In Class 11 Physics Chapter 2, Motion In A Straight Line refers to the movement of an object along a straight path. This type of motion is characterized by having only one spatial dimension. Examples include a car driving on a straight road, a ball rolling down a straight hill, or an object falling freely under gravity (neglecting air resistance).

9. What are the two motions of a straight line mentioned in Physics Class 11 Chapter 2?

The two types of motion in a straight line are:

• Uniform Motion: When an object moves with a constant speed in a straight line, covering equal distances in equal intervals of time.

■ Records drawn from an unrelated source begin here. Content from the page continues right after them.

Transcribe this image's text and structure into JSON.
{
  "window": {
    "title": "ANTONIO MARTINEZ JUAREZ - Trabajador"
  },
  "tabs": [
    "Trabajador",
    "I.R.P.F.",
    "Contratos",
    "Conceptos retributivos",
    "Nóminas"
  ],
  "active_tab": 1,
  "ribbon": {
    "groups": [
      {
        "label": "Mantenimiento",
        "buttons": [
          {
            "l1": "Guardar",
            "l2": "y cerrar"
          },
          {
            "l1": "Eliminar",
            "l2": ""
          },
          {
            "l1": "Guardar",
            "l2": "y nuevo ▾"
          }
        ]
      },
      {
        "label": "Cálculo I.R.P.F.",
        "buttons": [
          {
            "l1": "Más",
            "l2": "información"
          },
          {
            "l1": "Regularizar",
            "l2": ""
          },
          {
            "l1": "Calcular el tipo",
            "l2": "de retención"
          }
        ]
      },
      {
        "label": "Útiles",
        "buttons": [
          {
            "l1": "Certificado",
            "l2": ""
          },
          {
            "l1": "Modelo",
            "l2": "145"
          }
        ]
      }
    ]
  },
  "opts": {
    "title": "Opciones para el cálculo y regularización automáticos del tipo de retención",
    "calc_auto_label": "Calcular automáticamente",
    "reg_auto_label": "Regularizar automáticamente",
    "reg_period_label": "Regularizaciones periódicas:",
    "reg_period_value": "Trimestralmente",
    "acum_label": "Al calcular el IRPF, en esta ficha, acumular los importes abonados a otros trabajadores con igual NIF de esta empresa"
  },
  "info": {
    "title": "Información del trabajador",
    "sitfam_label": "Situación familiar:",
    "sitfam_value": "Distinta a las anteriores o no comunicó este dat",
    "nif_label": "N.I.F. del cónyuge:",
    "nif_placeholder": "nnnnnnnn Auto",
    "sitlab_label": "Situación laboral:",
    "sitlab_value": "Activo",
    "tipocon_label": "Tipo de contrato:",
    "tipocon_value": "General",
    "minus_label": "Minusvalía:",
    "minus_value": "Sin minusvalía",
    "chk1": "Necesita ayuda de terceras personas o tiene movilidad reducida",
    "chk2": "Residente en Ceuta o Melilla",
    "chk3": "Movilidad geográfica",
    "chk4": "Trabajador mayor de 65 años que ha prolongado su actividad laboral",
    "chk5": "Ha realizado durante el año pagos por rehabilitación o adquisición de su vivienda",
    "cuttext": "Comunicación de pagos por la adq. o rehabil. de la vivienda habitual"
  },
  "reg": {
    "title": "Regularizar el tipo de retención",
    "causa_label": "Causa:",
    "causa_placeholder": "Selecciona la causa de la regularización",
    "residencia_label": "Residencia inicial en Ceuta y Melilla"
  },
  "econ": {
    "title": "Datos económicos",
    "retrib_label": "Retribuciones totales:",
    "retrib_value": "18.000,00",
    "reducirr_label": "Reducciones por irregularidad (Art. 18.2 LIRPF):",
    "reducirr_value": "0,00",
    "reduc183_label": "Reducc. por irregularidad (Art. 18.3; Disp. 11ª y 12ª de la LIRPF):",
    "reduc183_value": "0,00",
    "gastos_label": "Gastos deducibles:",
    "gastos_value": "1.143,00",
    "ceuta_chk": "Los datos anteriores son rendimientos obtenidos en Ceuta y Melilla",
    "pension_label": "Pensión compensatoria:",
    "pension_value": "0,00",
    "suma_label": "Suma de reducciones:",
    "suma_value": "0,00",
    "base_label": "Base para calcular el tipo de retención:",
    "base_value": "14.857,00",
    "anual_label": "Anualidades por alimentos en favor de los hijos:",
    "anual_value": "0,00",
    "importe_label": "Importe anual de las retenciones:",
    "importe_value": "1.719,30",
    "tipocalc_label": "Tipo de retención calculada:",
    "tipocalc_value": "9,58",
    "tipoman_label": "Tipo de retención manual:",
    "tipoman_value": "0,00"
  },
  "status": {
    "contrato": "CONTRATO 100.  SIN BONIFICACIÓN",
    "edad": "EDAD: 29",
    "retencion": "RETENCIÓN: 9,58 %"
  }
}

• Non-uniform Motion: When an object's speed varies as it moves along a straight line, covering unequal distances in equal intervals of time.

10. What are the important things in Motion In A Straight Line Class 11 Questions?

Important aspects of motion in a straight line include:

• Displacement: The change in position of an object, considering direction.

• Velocity: The rate of change of displacement with time.

• Speed: The rate at which an object covers distance.

• Acceleration: The rate of change of velocity with time.

• Kinematic Equations: These equations relate displacement, velocity, acceleration, and time.

11. In Class 11 Motion In A Straight Line NCERT Solutions, Is motion always in a straight line?

No, motion is not always in a straight line. While this chapter focuses on straight-line motion, objects can move in various types of paths, such as circular motion, projectile motion, or any arbitrary path in two or three dimensions.

12. What is another name for a straight line motion in Motion In Straight Line Class 11 NCERT Solutions?

Another name for straight-line motion is rectilinear motion. This term is often used in physics to describe motion that occurs along a straight path.

13. What is the other name of motion in a straight line in Class 11 Physics Chapter 2 Exercise Solutions?

The other name for motion in a straight line is linear motion. This term highlights the one-dimensional aspect of the motion, indicating that it occurs along a single straight axis.